▶ **Prompt**
Run through the records and show each line that includes the string "glyph".

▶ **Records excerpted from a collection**
+++++
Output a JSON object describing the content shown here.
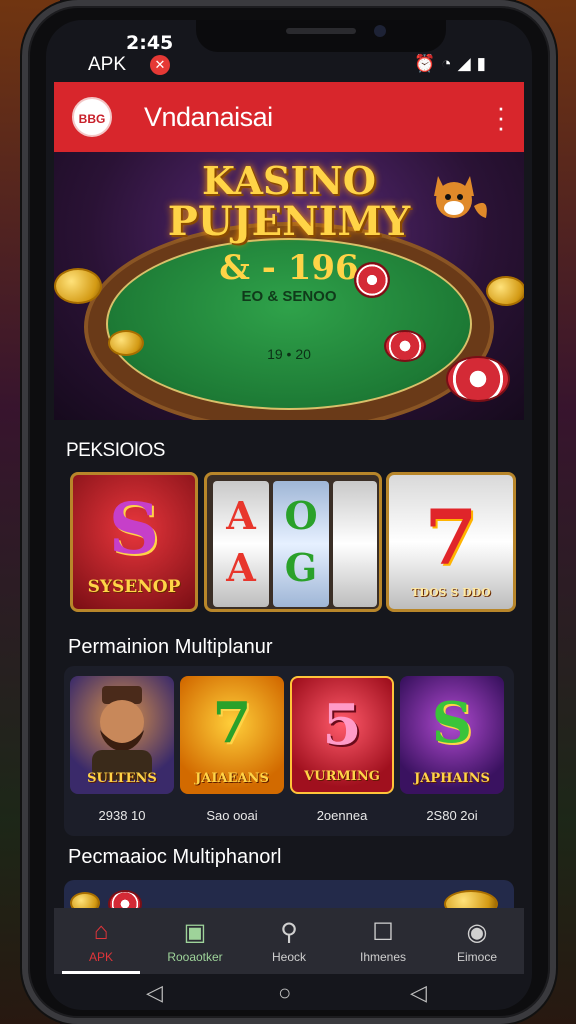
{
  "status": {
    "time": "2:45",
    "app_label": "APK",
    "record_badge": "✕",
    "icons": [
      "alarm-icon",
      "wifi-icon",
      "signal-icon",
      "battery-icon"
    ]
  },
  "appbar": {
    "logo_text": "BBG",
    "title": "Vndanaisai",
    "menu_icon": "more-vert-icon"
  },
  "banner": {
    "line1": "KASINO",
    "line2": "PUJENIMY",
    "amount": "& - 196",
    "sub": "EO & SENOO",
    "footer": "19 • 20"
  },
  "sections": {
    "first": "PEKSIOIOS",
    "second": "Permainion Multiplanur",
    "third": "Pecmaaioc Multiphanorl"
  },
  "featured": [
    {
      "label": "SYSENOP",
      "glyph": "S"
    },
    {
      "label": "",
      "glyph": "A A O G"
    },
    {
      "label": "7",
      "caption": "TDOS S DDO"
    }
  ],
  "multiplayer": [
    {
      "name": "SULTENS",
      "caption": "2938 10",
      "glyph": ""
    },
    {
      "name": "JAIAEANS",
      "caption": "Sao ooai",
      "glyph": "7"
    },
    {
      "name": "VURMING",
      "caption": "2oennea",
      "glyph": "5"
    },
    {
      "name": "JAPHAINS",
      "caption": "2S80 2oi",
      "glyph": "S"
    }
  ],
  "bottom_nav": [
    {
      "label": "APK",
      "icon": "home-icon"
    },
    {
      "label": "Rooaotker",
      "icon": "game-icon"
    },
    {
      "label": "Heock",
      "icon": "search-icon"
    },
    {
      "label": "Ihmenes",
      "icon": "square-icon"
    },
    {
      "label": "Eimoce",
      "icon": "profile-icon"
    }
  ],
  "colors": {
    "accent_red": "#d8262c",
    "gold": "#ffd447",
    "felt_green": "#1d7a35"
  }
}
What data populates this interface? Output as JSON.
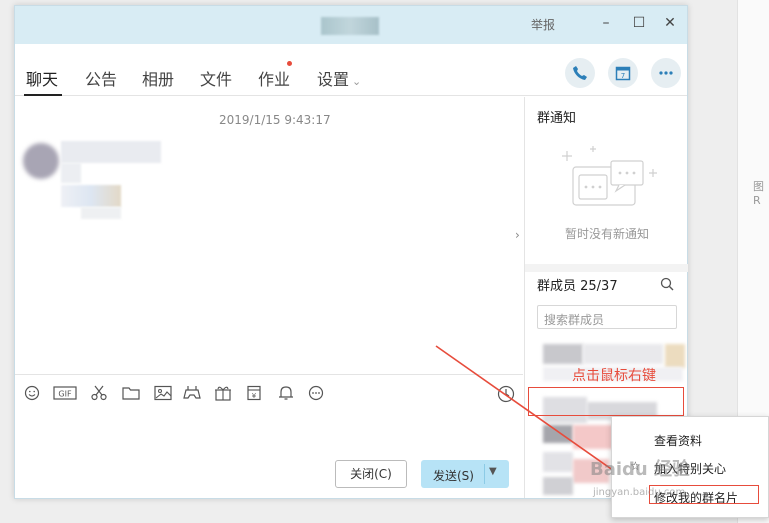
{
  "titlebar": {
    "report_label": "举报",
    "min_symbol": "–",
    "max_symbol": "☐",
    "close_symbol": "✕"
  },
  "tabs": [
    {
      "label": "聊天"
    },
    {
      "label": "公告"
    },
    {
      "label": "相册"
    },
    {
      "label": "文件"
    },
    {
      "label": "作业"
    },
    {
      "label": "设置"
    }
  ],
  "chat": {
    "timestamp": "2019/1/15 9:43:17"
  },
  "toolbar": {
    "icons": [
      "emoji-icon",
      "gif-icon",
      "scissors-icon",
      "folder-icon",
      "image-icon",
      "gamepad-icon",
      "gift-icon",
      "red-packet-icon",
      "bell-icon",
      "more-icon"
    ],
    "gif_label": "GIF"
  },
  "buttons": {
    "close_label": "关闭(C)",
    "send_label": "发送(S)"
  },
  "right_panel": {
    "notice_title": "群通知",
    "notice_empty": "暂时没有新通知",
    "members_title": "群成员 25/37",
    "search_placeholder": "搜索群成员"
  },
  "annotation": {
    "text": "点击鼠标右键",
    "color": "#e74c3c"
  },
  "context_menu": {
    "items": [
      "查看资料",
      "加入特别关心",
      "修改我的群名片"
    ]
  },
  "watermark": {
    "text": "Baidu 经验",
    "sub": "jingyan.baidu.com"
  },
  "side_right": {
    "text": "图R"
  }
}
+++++
▶ **Solution for this task**
      "glyph": "S"
      "glyph": "A A O G"
      "glyph": ""
      "glyph": "7"
      "glyph": "5"
      "glyph": "S"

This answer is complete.